Missourians planning to heat their homes with wood this winter should check their chimneys now, said a University of Missouri Extension safety specialist.

Missourians planning to heat their homes with wood this winter should check their chimneys now, said a University of Missouri Extension safety specialist.

“Safety precautions should be taken to prevent the threat of chimney fires,” said Karen Funkenbusch.

She suggests scheduling a periodic chimney cleaning to eliminate any creosote, the highly combustible byproduct given off when wood burns. When ignited, creosote can cause destructive chimney fires.

You can clean your own chimney using a wire chimney brush, but Funkenbusch warns that this is hard, dirty work. Professional chimney cleaning services are available across Missouri.

In addition to cleaning, there are several steps you can take to reduce the risk of chimney fires, she said.

• Use seasoned wood, which has a lower moisture content and therefore produces less smoke and burns more efficiently.

• Never burn cardboard boxes, wrapping paper, trash or Christmas trees in an indoor fireplace. They could spark a chimney fire.

• Do not use water on an extremely hot chimney fire. Quick cooling can crack the tile lining or warp a metal chimney.

• After a chimney fire, replace prefabricated metal chimneys. The seams and joints on the lining may have buckled.

• Repair cracks or holes in older masonry flues. Sparks could get to the framework surrounding the chimney through these defects and ignite a house fire.

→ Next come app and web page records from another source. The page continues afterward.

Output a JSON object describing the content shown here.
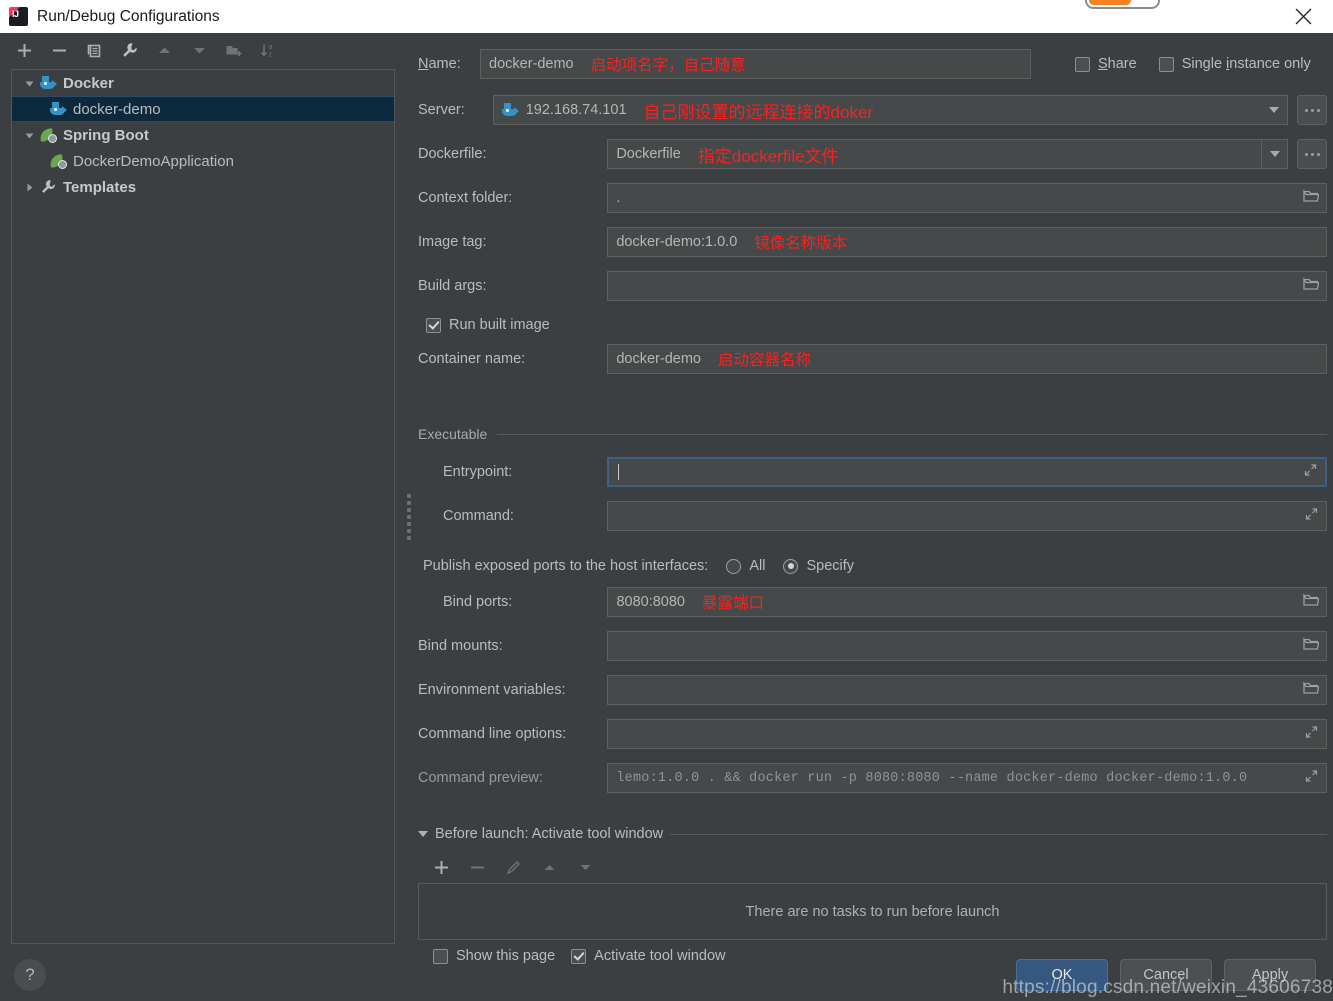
{
  "window": {
    "title": "Run/Debug Configurations",
    "logo_icon": "intellij-idea-logo-icon",
    "close_icon": "close-icon",
    "progress_icon": "progress-bar"
  },
  "tree_toolbar": [
    {
      "name": "add-configuration-button",
      "icon": "plus-icon",
      "enabled": true
    },
    {
      "name": "remove-configuration-button",
      "icon": "minus-icon",
      "enabled": true
    },
    {
      "name": "copy-configuration-button",
      "icon": "copy-icon",
      "enabled": true
    },
    {
      "name": "edit-templates-button",
      "icon": "wrench-icon",
      "enabled": true
    },
    {
      "name": "move-up-button",
      "icon": "arrow-up-icon",
      "enabled": false
    },
    {
      "name": "move-down-button",
      "icon": "arrow-down-icon",
      "enabled": false
    },
    {
      "name": "new-folder-button",
      "icon": "folder-add-icon",
      "enabled": false
    },
    {
      "name": "sort-configurations-button",
      "icon": "sort-alpha-icon",
      "enabled": false
    }
  ],
  "tree": {
    "items": [
      {
        "label": "Docker",
        "icon": "docker-icon",
        "level": 0,
        "expanded": true,
        "bold": true,
        "selected": false
      },
      {
        "label": "docker-demo",
        "icon": "docker-icon",
        "level": 1,
        "expanded": null,
        "bold": false,
        "selected": true
      },
      {
        "label": "Spring Boot",
        "icon": "spring-icon",
        "level": 0,
        "expanded": true,
        "bold": true,
        "selected": false
      },
      {
        "label": "DockerDemoApplication",
        "icon": "spring-icon",
        "level": 1,
        "expanded": null,
        "bold": false,
        "selected": false
      },
      {
        "label": "Templates",
        "icon": "wrench-icon",
        "level": 0,
        "expanded": false,
        "bold": true,
        "selected": false
      }
    ]
  },
  "help_button": {
    "label": "?",
    "name": "help-button"
  },
  "form": {
    "name": {
      "label": "Name:",
      "label_mnemonic": "N",
      "value": "docker-demo",
      "annotation": "启动项名字，自己随意"
    },
    "share": {
      "label": "Share",
      "label_mnemonic": "S",
      "checked": false
    },
    "single_instance": {
      "label": "Single instance only",
      "label_mnemonic": "i",
      "checked": false
    },
    "server": {
      "label": "Server:",
      "value": "192.168.74.101",
      "icon": "docker-icon",
      "annotation": "自己刚设置的远程连接的doker",
      "browse_label": "..."
    },
    "dockerfile": {
      "label": "Dockerfile:",
      "value": "Dockerfile",
      "annotation": "指定dockerfile文件",
      "browse_label": "..."
    },
    "context_folder": {
      "label": "Context folder:",
      "value": ".",
      "annotation": ""
    },
    "image_tag": {
      "label": "Image tag:",
      "value": "docker-demo:1.0.0",
      "annotation": "镜像名称版本"
    },
    "build_args": {
      "label": "Build args:",
      "value": "",
      "annotation": ""
    },
    "run_built_image": {
      "label": "Run built image",
      "checked": true
    },
    "container_name": {
      "label": "Container name:",
      "value": "docker-demo",
      "annotation": "启动容器名称"
    },
    "executable_group": {
      "label": "Executable"
    },
    "entrypoint": {
      "label": "Entrypoint:",
      "value": "",
      "focused": true
    },
    "command": {
      "label": "Command:",
      "value": ""
    },
    "publish_ports": {
      "label": "Publish exposed ports to the host interfaces:",
      "options": [
        {
          "label": "All",
          "selected": false
        },
        {
          "label": "Specify",
          "selected": true
        }
      ]
    },
    "bind_ports": {
      "label": "Bind ports:",
      "value": "8080:8080",
      "annotation": "暴露端口"
    },
    "bind_mounts": {
      "label": "Bind mounts:",
      "value": ""
    },
    "environment_variables": {
      "label": "Environment variables:",
      "value": ""
    },
    "command_line_options": {
      "label": "Command line options:",
      "value": ""
    },
    "command_preview": {
      "label": "Command preview:",
      "value": "lemo:1.0.0 . && docker run -p 8080:8080 --name docker-demo docker-demo:1.0.0"
    }
  },
  "before_launch": {
    "header": "Before launch: Activate tool window",
    "header_mnemonic": "B",
    "toolbar": [
      {
        "name": "add-task-button",
        "icon": "plus-icon",
        "enabled": true
      },
      {
        "name": "remove-task-button",
        "icon": "minus-icon",
        "enabled": false
      },
      {
        "name": "edit-task-button",
        "icon": "pencil-icon",
        "enabled": false
      },
      {
        "name": "move-task-up-button",
        "icon": "arrow-up-icon",
        "enabled": false
      },
      {
        "name": "move-task-down-button",
        "icon": "arrow-down-icon",
        "enabled": false
      }
    ],
    "empty_text": "There are no tasks to run before launch",
    "show_this_page": {
      "label": "Show this page",
      "checked": false
    },
    "activate_tool_window": {
      "label": "Activate tool window",
      "checked": true
    }
  },
  "footer": {
    "ok": "OK",
    "cancel": "Cancel",
    "apply": "Apply"
  },
  "watermark": "https://blog.csdn.net/weixin_43606738",
  "colors": {
    "accent": "#365880",
    "annotation": "#ff1f1f",
    "selection": "#0d293e",
    "docker_blue": "#3592c4",
    "spring_green": "#6aa84f",
    "progress_orange": "#f58220"
  }
}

If you do have a chimney fire, get everyone out of the house, then call the fire department. If there is a fire in the stove box or fireplace box, extinguish it with a dry-chemical extinguisher.

For more information, see the free MU Extension guide “Cleaning Stovepipes and Chimneys” (G1735), available online at extension.missouri.edu/p/G1735.